In the course of little more than a month Judson had been decorated three times, including the supreme award for valour: a remarkable record.
Guard Pacific’s triple star
From the shafts of strife and war
New Zealand National Anthem
He returned to Auckland a war hero. At a civic reception Judson struck just the right note when, in response to a toast, he said the medals were not his “…but belonged to Auckland Regiment, those fellows with me during the push”. His remarks received an ovation.
Remarkably, Reginald Judson enlisted for service in World War Two (determined, he lied about his age, saying he was 57, 4 years younger than he really was, enabling him to sign-up) and he served on the home-front organising a section of local defences in both Auckland and Wellington. He rose to the rank of Major.

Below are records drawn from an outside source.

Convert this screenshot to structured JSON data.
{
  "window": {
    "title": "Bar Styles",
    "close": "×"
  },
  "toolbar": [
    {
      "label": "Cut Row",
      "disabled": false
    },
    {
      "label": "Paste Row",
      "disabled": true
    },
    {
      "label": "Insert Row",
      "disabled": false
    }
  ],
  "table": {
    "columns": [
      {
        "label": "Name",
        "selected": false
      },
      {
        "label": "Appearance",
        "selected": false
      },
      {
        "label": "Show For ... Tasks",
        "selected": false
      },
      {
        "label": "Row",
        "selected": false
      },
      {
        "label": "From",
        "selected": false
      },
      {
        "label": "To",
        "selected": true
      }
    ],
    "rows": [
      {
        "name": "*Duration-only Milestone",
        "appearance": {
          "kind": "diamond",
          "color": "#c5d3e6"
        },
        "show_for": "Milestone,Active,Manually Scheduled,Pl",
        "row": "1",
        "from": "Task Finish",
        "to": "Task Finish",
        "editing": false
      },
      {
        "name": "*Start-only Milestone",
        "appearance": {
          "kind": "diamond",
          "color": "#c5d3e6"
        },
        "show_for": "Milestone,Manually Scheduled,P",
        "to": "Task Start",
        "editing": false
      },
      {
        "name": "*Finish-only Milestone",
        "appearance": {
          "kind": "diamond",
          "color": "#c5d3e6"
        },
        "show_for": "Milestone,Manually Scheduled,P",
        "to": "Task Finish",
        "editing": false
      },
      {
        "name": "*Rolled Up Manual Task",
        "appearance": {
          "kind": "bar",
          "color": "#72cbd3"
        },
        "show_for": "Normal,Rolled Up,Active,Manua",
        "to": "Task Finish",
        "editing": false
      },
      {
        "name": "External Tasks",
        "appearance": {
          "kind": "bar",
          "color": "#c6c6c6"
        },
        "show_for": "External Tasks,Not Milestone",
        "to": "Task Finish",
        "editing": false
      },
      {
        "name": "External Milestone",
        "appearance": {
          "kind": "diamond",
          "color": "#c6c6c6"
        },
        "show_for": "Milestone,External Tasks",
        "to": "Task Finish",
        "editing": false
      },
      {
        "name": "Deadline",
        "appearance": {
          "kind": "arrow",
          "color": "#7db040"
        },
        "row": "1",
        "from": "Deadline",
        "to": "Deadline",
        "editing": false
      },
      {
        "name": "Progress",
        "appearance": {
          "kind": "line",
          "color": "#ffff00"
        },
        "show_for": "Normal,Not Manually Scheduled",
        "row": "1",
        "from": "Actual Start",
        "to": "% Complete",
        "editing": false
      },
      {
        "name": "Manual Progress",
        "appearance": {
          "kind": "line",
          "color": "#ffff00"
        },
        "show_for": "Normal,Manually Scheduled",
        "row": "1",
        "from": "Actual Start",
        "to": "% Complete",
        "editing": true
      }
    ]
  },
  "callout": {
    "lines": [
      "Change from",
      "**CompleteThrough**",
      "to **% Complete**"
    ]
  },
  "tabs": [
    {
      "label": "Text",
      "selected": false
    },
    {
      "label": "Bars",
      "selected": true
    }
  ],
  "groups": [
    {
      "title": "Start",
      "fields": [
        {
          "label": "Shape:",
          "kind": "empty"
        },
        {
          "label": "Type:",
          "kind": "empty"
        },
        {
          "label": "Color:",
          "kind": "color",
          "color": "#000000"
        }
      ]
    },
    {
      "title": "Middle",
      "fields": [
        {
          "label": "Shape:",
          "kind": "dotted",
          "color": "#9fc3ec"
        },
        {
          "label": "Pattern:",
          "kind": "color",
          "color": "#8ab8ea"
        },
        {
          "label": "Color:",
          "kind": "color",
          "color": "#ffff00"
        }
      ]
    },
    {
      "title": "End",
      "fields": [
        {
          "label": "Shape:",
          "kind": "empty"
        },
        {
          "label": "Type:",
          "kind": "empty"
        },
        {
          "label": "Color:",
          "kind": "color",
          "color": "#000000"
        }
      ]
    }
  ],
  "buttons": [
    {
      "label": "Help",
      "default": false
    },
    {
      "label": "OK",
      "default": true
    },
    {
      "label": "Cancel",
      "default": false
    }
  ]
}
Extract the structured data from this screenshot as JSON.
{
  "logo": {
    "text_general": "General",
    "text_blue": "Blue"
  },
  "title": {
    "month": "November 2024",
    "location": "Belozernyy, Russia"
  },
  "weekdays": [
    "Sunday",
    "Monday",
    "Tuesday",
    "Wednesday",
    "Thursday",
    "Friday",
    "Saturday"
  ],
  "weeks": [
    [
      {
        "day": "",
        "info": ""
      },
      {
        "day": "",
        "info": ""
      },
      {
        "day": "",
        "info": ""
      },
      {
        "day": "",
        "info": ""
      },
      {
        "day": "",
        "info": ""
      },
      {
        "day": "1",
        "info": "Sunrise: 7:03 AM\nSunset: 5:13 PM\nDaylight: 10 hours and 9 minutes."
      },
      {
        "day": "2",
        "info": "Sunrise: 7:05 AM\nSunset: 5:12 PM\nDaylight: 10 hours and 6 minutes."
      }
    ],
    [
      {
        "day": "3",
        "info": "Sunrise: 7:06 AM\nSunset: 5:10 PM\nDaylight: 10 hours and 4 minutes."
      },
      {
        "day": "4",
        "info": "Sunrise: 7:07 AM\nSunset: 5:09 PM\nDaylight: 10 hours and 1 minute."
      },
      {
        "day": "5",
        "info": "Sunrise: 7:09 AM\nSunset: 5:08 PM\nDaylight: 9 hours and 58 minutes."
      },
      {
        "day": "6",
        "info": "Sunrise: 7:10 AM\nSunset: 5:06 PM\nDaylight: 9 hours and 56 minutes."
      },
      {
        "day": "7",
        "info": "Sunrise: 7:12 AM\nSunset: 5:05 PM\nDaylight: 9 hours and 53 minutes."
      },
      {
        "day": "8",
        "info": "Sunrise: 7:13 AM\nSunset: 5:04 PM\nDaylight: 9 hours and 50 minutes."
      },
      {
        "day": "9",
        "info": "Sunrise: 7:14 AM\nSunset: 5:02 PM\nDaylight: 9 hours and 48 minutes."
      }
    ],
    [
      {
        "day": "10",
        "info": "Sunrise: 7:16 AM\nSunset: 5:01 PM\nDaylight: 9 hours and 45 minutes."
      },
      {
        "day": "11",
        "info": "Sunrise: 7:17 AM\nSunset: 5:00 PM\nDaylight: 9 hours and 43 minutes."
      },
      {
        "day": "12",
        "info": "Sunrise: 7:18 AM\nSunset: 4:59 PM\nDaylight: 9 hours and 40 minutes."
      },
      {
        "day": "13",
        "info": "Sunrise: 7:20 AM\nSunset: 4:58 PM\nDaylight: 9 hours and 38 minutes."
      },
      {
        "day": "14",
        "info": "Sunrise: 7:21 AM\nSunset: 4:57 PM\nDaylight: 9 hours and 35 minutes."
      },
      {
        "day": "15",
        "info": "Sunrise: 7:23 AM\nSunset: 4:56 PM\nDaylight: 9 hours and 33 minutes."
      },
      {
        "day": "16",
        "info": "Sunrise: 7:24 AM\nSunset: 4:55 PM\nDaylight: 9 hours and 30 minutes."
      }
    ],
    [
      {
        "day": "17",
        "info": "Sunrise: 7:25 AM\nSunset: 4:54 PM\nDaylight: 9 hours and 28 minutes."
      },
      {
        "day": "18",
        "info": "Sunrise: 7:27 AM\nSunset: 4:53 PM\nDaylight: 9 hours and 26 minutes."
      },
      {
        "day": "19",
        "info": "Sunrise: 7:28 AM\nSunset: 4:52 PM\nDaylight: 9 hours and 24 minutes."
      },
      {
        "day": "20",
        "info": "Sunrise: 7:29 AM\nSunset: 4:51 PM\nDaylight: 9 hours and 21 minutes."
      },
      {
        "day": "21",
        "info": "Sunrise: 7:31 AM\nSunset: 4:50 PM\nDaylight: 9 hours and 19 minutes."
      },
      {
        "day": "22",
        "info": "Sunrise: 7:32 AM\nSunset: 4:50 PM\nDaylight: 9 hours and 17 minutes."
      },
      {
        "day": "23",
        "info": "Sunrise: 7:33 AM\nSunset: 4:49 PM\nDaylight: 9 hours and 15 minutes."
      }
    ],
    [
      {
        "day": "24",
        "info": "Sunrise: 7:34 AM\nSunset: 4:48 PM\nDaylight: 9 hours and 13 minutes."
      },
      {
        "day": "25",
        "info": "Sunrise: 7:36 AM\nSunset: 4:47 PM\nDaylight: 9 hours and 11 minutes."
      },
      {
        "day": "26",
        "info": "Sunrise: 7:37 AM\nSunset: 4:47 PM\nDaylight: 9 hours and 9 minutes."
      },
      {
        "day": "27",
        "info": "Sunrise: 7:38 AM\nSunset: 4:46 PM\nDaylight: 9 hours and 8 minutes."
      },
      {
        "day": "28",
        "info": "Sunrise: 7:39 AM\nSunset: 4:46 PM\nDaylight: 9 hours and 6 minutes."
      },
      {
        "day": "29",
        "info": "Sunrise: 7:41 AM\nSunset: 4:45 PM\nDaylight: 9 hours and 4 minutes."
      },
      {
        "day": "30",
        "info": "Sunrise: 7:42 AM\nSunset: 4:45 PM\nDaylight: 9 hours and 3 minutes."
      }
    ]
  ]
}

After the war he farmed in Northland, later returning to Auckland where he served as Auckland City Councillor for 9 years and member of the Auckland Metropolitan Fire Board, as well as continuing duties as a Justice of the Peace. He died in August 1972.
We are remembering them.
+ Reginald Judson , J.P, VC MM DSC
+ Service number WW1: 246199 WW2: 800942
+ Enlisted 19th October 1915 Auckland Regiment
+ 8th January 1916 Embarked on active service to France
+ 15th September 1916 Seriously wounded, evacuated to hospital in London
+ 12th May 1918 Rejoined Auckland Regiment at the front in France
+ July 1918 Awarded Distinguished Conduct Medal
+ August 1918 Awarded Military Medal
+ August 1918 Awarded Victoria Cross
+ August 1919 Decommissioned
+ Enlisted November 1938 Auckland , Rank of Captain
+ Decommissioned April 1946
Auckland War Memorial Museum
New Zealand Government National Library of New Zealand
Alexander Turnbull Library
Archives New Zealand Archway website